Boeing’s AH-6i Light Attack-Reconnaissance Aircraft –

So, the original Light Observation Helicopter, the OH-6A Cayuse, was replaced by the OH-58, now updated to the OH-58D. The supposed replacement for the OH-58D, the ARH-70, was based on an updated OH-58 airframe. But that program collapsed. So now, Boeing is offering to replace the OH-58 with an update of the OH-6… about 50 years after it first flew!


[vodpod id=Video.16082036&w=425&h=350&fv=%26rel%3D0%26border%3D0%26]

7 thoughts on “Boeing’s AH-6i Light Attack-Reconnaissance Aircraft –”

    1. Just turned it back in to the local library. Apparently Mills, after retiring from the army, got a local job flying Hughes 500s for the Sheriff dept just to my east. He was recently profiled on local news. Must be a bit more tame than his exploits from the book or his subsequent undocumented tours. I am a fan of his book, as well as Matt Brennan’s books about air CAV in Vietnam. Got to love when the phone auto capitalizes CAV but not Vietnam. Anyway, check out the library for lots of free stuff.

  1. The Hughes 500 was actually superior to the Bell Jet Ranger which became the OH-58. Bill Tuttle told me that the Army replaced the Cayuse with the Kiowa because Ladybird Johnson owned a large chunk of Bell stock and the Generals were trying to buy some goodwill at the White House.

    The ostensible reason was the parts from Hughes were higher priced than Bell’s, but bill said the prices rose after the Army adopted the Jet Ranger.

    The Army’s Helo demo team operated the OH-6 and I saw them while I was at Rucker about a year before they were disbanded. The Jet Ranger could not do what the 500 could, so the Silver Eagles were disbanded when the OH-6 was phased out of the active inventory.

    I wouldn’t mind seeing an updated MD-500 adopted to replace the OH-58.
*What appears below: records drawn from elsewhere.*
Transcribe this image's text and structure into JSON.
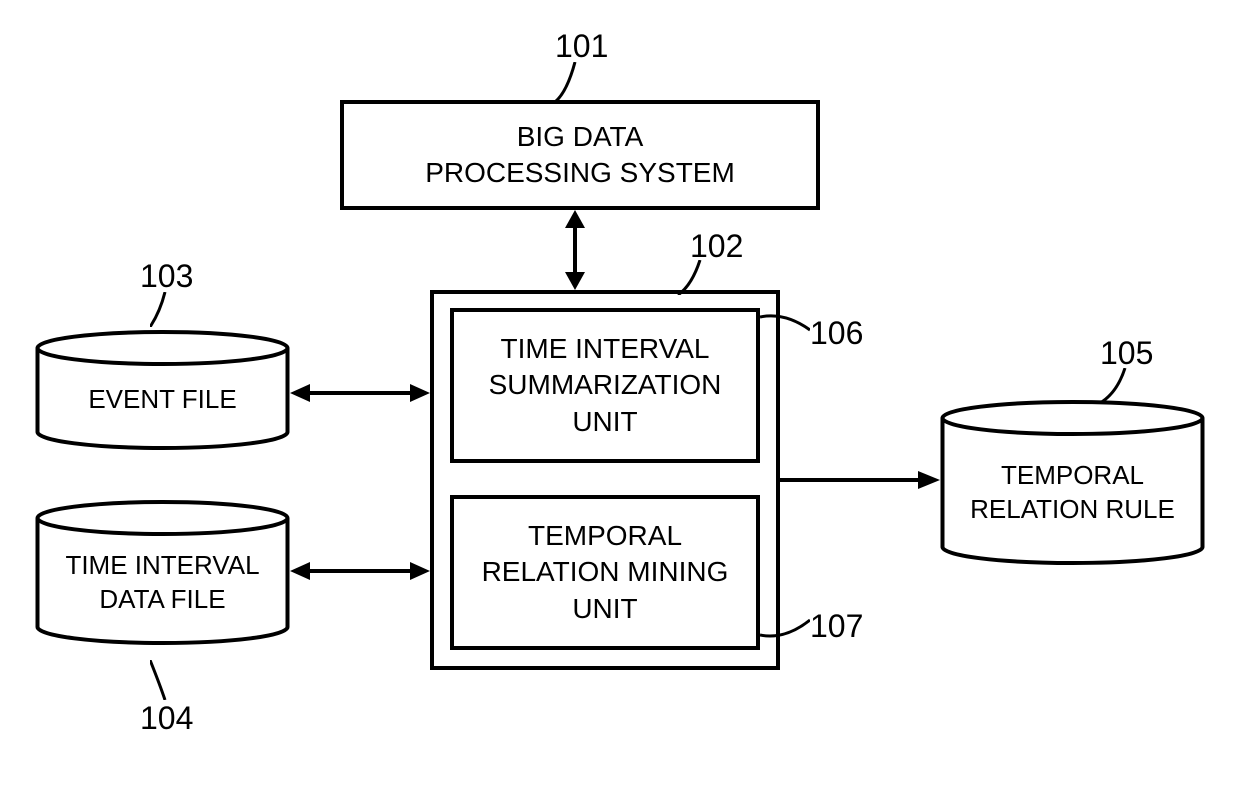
{
  "refs": {
    "r101": "101",
    "r102": "102",
    "r103": "103",
    "r104": "104",
    "r105": "105",
    "r106": "106",
    "r107": "107"
  },
  "blocks": {
    "bigdata": "BIG DATA\nPROCESSING SYSTEM",
    "summarization": "TIME INTERVAL\nSUMMARIZATION\nUNIT",
    "mining": "TEMPORAL\nRELATION MINING\nUNIT",
    "event_file": "EVENT FILE",
    "time_data": "TIME INTERVAL\nDATA FILE",
    "temporal_rule": "TEMPORAL\nRELATION RULE"
  }
}
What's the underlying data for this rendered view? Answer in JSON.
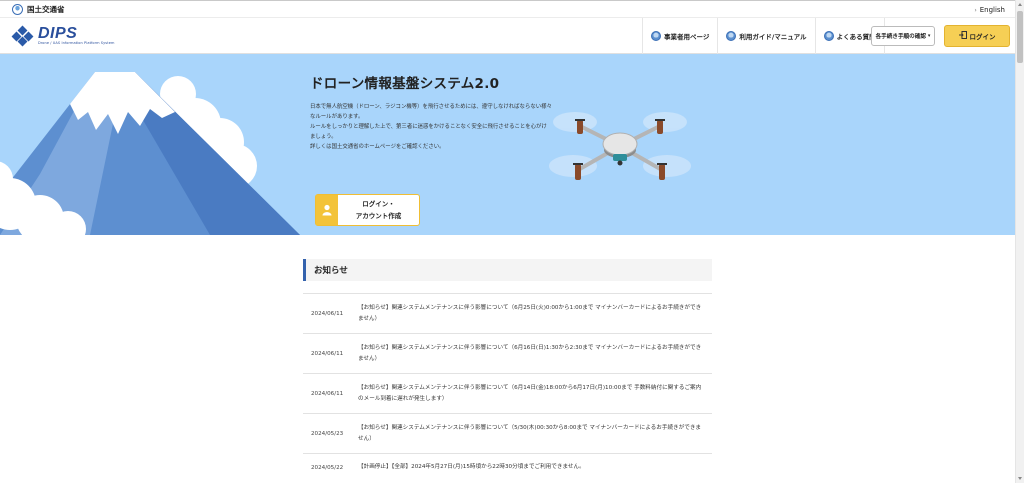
{
  "topbar": {
    "ministry_name": "国土交通省",
    "english_link": "English",
    "english_icon": "chevron-right-icon"
  },
  "header": {
    "logo_text": "DIPS",
    "logo_subtext": "Drone / UAS Information Platform System",
    "nav": [
      {
        "label": "事業者用ページ",
        "icon": "globe-icon"
      },
      {
        "label": "利用ガイド/マニュアル",
        "icon": "globe-icon"
      },
      {
        "label": "よくある質問",
        "icon": "globe-icon"
      }
    ],
    "procedure_dropdown": "各手続き手順の確認",
    "login_button": "ログイン",
    "login_icon": "login-door-icon"
  },
  "hero": {
    "title": "ドローン情報基盤システム2.0",
    "description": [
      "日本で無人航空機（ドローン、ラジコン機等）を飛行させるためには、遵守しなければならない様々なルールがあります。",
      "ルールをしっかりと理解した上で、第三者に迷惑をかけることなく安全に飛行させることを心がけましょう。",
      "詳しくは国土交通省のホームページをご確認ください。"
    ],
    "login_account_line1": "ログイン・",
    "login_account_line2": "アカウント作成",
    "login_account_icon": "user-icon"
  },
  "news": {
    "heading": "お知らせ",
    "items": [
      {
        "date": "2024/06/11",
        "text": "【お知らせ】関連システムメンテナンスに伴う影響について（6月25日(火)0:00から1:00まで マイナンバーカードによるお手続きができません）"
      },
      {
        "date": "2024/06/11",
        "text": "【お知らせ】関連システムメンテナンスに伴う影響について（6月16日(日)1:30から2:30まで マイナンバーカードによるお手続きができません）"
      },
      {
        "date": "2024/06/11",
        "text": "【お知らせ】関連システムメンテナンスに伴う影響について（6月14日(金)18:00から6月17日(月)10:00まで 手数料納付に関するご案内のメール到着に遅れが発生します）"
      },
      {
        "date": "2024/05/23",
        "text": "【お知らせ】関連システムメンテナンスに伴う影響について（5/30(木)00:30から8:00まで マイナンバーカードによるお手続きができません）"
      },
      {
        "date": "2024/05/22",
        "text": "【計画停止】【全部】2024年5月27日(月)15時頃から22時30分頃までご利用できません。"
      }
    ]
  },
  "colors": {
    "hero_bg": "#a9d5fb",
    "accent_blue": "#3462ad",
    "login_yellow": "#f6cf55"
  }
}
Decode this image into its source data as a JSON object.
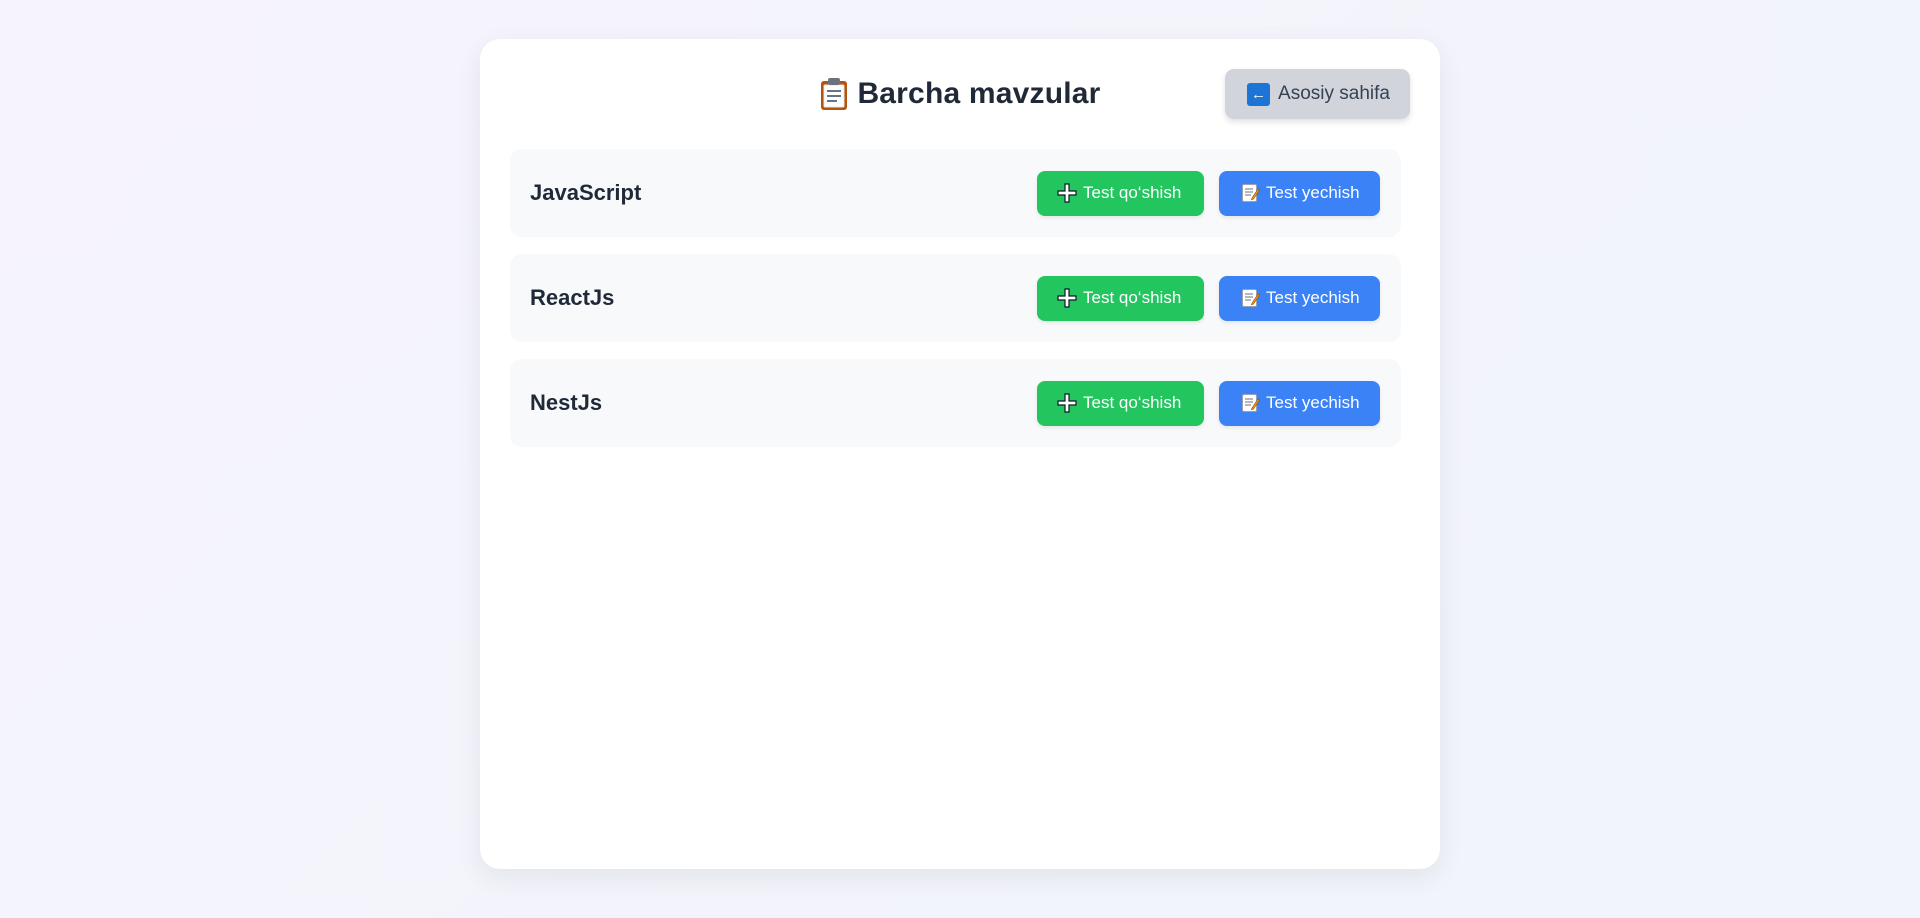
{
  "header": {
    "title": "Barcha mavzular",
    "title_icon": "clipboard-icon",
    "home_button_label": "Asosiy sahifa",
    "home_button_icon": "back-arrow-icon"
  },
  "topics": [
    {
      "name": "JavaScript",
      "add_label": "Test qo‘shish",
      "solve_label": "Test yechish"
    },
    {
      "name": "ReactJs",
      "add_label": "Test qo‘shish",
      "solve_label": "Test yechish"
    },
    {
      "name": "NestJs",
      "add_label": "Test qo‘shish",
      "solve_label": "Test yechish"
    }
  ],
  "icons": {
    "add": "plus-icon",
    "solve": "memo-icon"
  },
  "colors": {
    "add_button": "#22c55e",
    "solve_button": "#3b82f6",
    "home_button": "#d1d5db",
    "title_text": "#1f2937"
  }
}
    1. Hughes couldn’t crank out enough OH-6s fast enough for Vietnam, so Bell was told to build OH-58s to help meet the need. As to the how and why the OH-58s were selected to stay in the inventory, it seems that spare parts and such were an issue. Whether that was the right call…?

    2. My understanding was that production rate was not a problem with Hughes. They lost the bid when the contract was reopened by something like $3K per airframe. Hughes did lose money on fulfilling the earlier contract.

      Bill’s explanation may also be true. I have no idea if so, but would not be surprised.

  2. I can’t find anything other than rumors to substantiate the claim about Ladybird Johnson and Bell Helicopter. Bell Helicopter was a wholly owned subsidiary of Textron as of 1960. So it would have been impossible for Lady Bird to just own stock in Bell by the time of the Vietnam conflict.

    Mrs. Johnson became a millionaire through a deal in the 40’s where she became part owner of several radio stations in Texas one of which eventually became KLBJ in Austin.

    The more likely explanation that I have actually seen through reputable sources is the story that Hughes sold the original airframes at a lower than actual costs and when it came time to re-bid the contract they attempted to re-coup their losses and make a profit, the Army balked and switched to the OH-58 (which was a loser in the first scout helicopter competition). The ’58 had the same engine as the OH-6 but because it was heavier and the tail rotor design it suffered from tail rotor controllability issues. Even the “C” model with a bigger engine had some tail rotor controllability problems in certain conditions. It was never as good an all around helicopter as an OH-6.

    To see a helicopter that has a lot of promise that should have gotten more play than it did take a look at this one…

Comments are closed.